* Extracted data entries

┏━━

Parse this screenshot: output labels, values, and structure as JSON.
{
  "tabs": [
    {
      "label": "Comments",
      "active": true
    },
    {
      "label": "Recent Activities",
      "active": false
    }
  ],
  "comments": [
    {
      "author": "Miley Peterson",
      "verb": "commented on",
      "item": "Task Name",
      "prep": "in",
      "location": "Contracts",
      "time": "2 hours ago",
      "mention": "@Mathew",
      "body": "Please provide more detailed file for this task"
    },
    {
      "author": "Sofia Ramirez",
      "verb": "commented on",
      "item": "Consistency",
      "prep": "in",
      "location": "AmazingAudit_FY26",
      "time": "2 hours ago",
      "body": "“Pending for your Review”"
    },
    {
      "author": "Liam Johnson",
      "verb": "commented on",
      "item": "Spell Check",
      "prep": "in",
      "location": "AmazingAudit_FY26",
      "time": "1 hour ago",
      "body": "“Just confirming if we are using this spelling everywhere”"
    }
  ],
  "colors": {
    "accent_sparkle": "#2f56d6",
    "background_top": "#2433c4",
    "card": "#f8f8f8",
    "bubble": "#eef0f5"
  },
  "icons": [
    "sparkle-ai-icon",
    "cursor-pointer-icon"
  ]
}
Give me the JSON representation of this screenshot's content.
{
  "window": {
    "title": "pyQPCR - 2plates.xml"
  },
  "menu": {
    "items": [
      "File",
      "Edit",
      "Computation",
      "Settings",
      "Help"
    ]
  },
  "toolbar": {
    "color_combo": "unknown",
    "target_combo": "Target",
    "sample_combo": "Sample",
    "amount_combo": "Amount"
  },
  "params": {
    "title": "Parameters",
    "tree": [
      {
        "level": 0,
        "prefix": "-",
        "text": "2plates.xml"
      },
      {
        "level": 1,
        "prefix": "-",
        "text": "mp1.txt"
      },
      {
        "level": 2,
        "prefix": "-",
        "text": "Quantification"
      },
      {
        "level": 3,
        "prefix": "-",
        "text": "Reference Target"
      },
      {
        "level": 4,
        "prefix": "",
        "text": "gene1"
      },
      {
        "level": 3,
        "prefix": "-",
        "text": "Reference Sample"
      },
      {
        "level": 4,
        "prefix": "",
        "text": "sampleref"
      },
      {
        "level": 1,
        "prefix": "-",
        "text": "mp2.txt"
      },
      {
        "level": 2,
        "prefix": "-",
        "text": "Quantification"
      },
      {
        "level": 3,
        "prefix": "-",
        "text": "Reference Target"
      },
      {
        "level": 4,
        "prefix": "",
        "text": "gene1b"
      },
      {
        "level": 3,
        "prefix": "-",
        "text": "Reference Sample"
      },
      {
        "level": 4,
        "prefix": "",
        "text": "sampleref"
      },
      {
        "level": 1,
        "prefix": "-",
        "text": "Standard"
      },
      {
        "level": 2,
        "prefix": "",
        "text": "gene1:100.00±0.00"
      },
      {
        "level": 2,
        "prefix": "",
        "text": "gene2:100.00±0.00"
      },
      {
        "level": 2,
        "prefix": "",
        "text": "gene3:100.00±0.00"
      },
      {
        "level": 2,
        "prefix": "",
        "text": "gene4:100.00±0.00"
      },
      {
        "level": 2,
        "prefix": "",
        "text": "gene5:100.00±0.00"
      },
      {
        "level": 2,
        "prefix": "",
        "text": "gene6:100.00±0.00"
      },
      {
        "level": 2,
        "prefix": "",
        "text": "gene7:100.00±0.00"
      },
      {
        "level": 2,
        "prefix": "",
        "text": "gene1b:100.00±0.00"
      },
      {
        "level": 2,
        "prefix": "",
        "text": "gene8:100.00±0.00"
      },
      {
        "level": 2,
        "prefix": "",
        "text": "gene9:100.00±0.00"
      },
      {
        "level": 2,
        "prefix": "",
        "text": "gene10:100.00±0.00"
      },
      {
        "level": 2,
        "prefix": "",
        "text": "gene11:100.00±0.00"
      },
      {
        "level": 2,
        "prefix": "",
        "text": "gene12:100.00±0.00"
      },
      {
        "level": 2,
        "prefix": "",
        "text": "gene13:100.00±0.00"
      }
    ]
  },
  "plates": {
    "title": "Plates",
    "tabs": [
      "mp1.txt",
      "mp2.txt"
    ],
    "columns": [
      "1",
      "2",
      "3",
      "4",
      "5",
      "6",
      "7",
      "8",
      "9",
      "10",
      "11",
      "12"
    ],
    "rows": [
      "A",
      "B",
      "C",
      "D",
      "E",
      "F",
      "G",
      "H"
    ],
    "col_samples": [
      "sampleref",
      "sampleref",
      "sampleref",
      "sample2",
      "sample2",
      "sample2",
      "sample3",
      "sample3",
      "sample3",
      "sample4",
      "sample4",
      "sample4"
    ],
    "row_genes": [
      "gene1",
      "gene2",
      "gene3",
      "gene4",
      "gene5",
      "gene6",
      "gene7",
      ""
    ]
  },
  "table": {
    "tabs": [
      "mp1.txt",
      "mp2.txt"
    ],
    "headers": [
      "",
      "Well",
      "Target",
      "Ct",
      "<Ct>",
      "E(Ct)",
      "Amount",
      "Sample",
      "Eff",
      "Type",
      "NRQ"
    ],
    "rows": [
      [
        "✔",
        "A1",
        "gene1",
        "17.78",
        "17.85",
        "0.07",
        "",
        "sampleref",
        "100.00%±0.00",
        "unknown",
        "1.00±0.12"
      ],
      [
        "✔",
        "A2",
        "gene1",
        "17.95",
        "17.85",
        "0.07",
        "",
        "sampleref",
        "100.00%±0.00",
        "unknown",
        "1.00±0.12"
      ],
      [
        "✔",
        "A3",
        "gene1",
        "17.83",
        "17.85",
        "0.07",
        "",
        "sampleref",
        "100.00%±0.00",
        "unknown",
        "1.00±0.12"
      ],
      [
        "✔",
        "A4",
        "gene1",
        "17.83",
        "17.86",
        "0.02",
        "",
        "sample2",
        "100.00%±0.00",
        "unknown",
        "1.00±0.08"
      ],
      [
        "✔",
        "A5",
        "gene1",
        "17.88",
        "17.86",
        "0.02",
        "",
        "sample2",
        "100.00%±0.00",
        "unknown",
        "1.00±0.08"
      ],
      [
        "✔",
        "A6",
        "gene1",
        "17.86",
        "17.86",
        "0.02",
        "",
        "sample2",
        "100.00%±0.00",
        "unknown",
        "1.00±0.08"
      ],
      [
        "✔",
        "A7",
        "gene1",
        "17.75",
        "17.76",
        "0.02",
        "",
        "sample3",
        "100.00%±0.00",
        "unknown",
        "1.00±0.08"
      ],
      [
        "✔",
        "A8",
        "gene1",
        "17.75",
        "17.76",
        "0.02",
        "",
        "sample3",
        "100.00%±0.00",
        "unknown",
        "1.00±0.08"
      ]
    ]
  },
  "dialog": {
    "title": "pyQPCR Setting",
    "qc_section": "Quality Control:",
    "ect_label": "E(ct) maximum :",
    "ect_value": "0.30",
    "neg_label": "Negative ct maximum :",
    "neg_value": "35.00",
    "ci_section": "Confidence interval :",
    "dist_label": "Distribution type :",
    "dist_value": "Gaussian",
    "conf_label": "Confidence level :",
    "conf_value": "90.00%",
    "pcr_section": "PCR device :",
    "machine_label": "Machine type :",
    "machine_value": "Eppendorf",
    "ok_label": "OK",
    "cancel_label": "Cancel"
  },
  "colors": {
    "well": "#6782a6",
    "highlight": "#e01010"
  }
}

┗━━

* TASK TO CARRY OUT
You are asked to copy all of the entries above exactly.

* FINISHED EXERCISE
Parse this screenshot: output labels, values, and structure as JSON.
{
  "tabs": [
    {
      "label": "Comments",
      "active": true
    },
    {
      "label": "Recent Activities",
      "active": false
    }
  ],
  "comments": [
    {
      "author": "Miley Peterson",
      "verb": "commented on",
      "item": "Task Name",
      "prep": "in",
      "location": "Contracts",
      "time": "2 hours ago",
      "mention": "@Mathew",
      "body": "Please provide more detailed file for this task"
    },
    {
      "author": "Sofia Ramirez",
      "verb": "commented on",
      "item": "Consistency",
      "prep": "in",
      "location": "AmazingAudit_FY26",
      "time": "2 hours ago",
      "body": "“Pending for your Review”"
    },
    {
      "author": "Liam Johnson",
      "verb": "commented on",
      "item": "Spell Check",
      "prep": "in",
      "location": "AmazingAudit_FY26",
      "time": "1 hour ago",
      "body": "“Just confirming if we are using this spelling everywhere”"
    }
  ],
  "colors": {
    "accent_sparkle": "#2f56d6",
    "background_top": "#2433c4",
    "card": "#f8f8f8",
    "bubble": "#eef0f5"
  },
  "icons": [
    "sparkle-ai-icon",
    "cursor-pointer-icon"
  ]
}
Give me the JSON representation of this screenshot's content.
{
  "window": {
    "title": "pyQPCR - 2plates.xml"
  },
  "menu": {
    "items": [
      "File",
      "Edit",
      "Computation",
      "Settings",
      "Help"
    ]
  },
  "toolbar": {
    "color_combo": "unknown",
    "target_combo": "Target",
    "sample_combo": "Sample",
    "amount_combo": "Amount"
  },
  "params": {
    "title": "Parameters",
    "tree": [
      {
        "level": 0,
        "prefix": "-",
        "text": "2plates.xml"
      },
      {
        "level": 1,
        "prefix": "-",
        "text": "mp1.txt"
      },
      {
        "level": 2,
        "prefix": "-",
        "text": "Quantification"
      },
      {
        "level": 3,
        "prefix": "-",
        "text": "Reference Target"
      },
      {
        "level": 4,
        "prefix": "",
        "text": "gene1"
      },
      {
        "level": 3,
        "prefix": "-",
        "text": "Reference Sample"
      },
      {
        "level": 4,
        "prefix": "",
        "text": "sampleref"
      },
      {
        "level": 1,
        "prefix": "-",
        "text": "mp2.txt"
      },
      {
        "level": 2,
        "prefix": "-",
        "text": "Quantification"
      },
      {
        "level": 3,
        "prefix": "-",
        "text": "Reference Target"
      },
      {
        "level": 4,
        "prefix": "",
        "text": "gene1b"
      },
      {
        "level": 3,
        "prefix": "-",
        "text": "Reference Sample"
      },
      {
        "level": 4,
        "prefix": "",
        "text": "sampleref"
      },
      {
        "level": 1,
        "prefix": "-",
        "text": "Standard"
      },
      {
        "level": 2,
        "prefix": "",
        "text": "gene1:100.00±0.00"
      },
      {
        "level": 2,
        "prefix": "",
        "text": "gene2:100.00±0.00"
      },
      {
        "level": 2,
        "prefix": "",
        "text": "gene3:100.00±0.00"
      },
      {
        "level": 2,
        "prefix": "",
        "text": "gene4:100.00±0.00"
      },
      {
        "level": 2,
        "prefix": "",
        "text": "gene5:100.00±0.00"
      },
      {
        "level": 2,
        "prefix": "",
        "text": "gene6:100.00±0.00"
      },
      {
        "level": 2,
        "prefix": "",
        "text": "gene7:100.00±0.00"
      },
      {
        "level": 2,
        "prefix": "",
        "text": "gene1b:100.00±0.00"
      },
      {
        "level": 2,
        "prefix": "",
        "text": "gene8:100.00±0.00"
      },
      {
        "level": 2,
        "prefix": "",
        "text": "gene9:100.00±0.00"
      },
      {
        "level": 2,
        "prefix": "",
        "text": "gene10:100.00±0.00"
      },
      {
        "level": 2,
        "prefix": "",
        "text": "gene11:100.00±0.00"
      },
      {
        "level": 2,
        "prefix": "",
        "text": "gene12:100.00±0.00"
      },
      {
        "level": 2,
        "prefix": "",
        "text": "gene13:100.00±0.00"
      }
    ]
  },
  "plates": {
    "title": "Plates",
    "tabs": [
      "mp1.txt",
      "mp2.txt"
    ],
    "columns": [
      "1",
      "2",
      "3",
      "4",
      "5",
      "6",
      "7",
      "8",
      "9",
      "10",
      "11",
      "12"
    ],
    "rows": [
      "A",
      "B",
      "C",
      "D",
      "E",
      "F",
      "G",
      "H"
    ],
    "col_samples": [
      "sampleref",
      "sampleref",
      "sampleref",
      "sample2",
      "sample2",
      "sample2",
      "sample3",
      "sample3",
      "sample3",
      "sample4",
      "sample4",
      "sample4"
    ],
    "row_genes": [
      "gene1",
      "gene2",
      "gene3",
      "gene4",
      "gene5",
      "gene6",
      "gene7",
      ""
    ]
  },
  "table": {
    "tabs": [
      "mp1.txt",
      "mp2.txt"
    ],
    "headers": [
      "",
      "Well",
      "Target",
      "Ct",
      "<Ct>",
      "E(Ct)",
      "Amount",
      "Sample",
      "Eff",
      "Type",
      "NRQ"
    ],
    "rows": [
      [
        "✔",
        "A1",
        "gene1",
        "17.78",
        "17.85",
        "0.07",
        "",
        "sampleref",
        "100.00%±0.00",
        "unknown",
        "1.00±0.12"
      ],
      [
        "✔",
        "A2",
        "gene1",
        "17.95",
        "17.85",
        "0.07",
        "",
        "sampleref",
        "100.00%±0.00",
        "unknown",
        "1.00±0.12"
      ],
      [
        "✔",
        "A3",
        "gene1",
        "17.83",
        "17.85",
        "0.07",
        "",
        "sampleref",
        "100.00%±0.00",
        "unknown",
        "1.00±0.12"
      ],
      [
        "✔",
        "A4",
        "gene1",
        "17.83",
        "17.86",
        "0.02",
        "",
        "sample2",
        "100.00%±0.00",
        "unknown",
        "1.00±0.08"
      ],
      [
        "✔",
        "A5",
        "gene1",
        "17.88",
        "17.86",
        "0.02",
        "",
        "sample2",
        "100.00%±0.00",
        "unknown",
        "1.00±0.08"
      ],
      [
        "✔",
        "A6",
        "gene1",
        "17.86",
        "17.86",
        "0.02",
        "",
        "sample2",
        "100.00%±0.00",
        "unknown",
        "1.00±0.08"
      ],
      [
        "✔",
        "A7",
        "gene1",
        "17.75",
        "17.76",
        "0.02",
        "",
        "sample3",
        "100.00%±0.00",
        "unknown",
        "1.00±0.08"
      ],
      [
        "✔",
        "A8",
        "gene1",
        "17.75",
        "17.76",
        "0.02",
        "",
        "sample3",
        "100.00%±0.00",
        "unknown",
        "1.00±0.08"
      ]
    ]
  },
  "dialog": {
    "title": "pyQPCR Setting",
    "qc_section": "Quality Control:",
    "ect_label": "E(ct) maximum :",
    "ect_value": "0.30",
    "neg_label": "Negative ct maximum :",
    "neg_value": "35.00",
    "ci_section": "Confidence interval :",
    "dist_label": "Distribution type :",
    "dist_value": "Gaussian",
    "conf_label": "Confidence level :",
    "conf_value": "90.00%",
    "pcr_section": "PCR device :",
    "machine_label": "Machine type :",
    "machine_value": "Eppendorf",
    "ok_label": "OK",
    "cancel_label": "Cancel"
  },
  "colors": {
    "well": "#6782a6",
    "highlight": "#e01010"
  }
}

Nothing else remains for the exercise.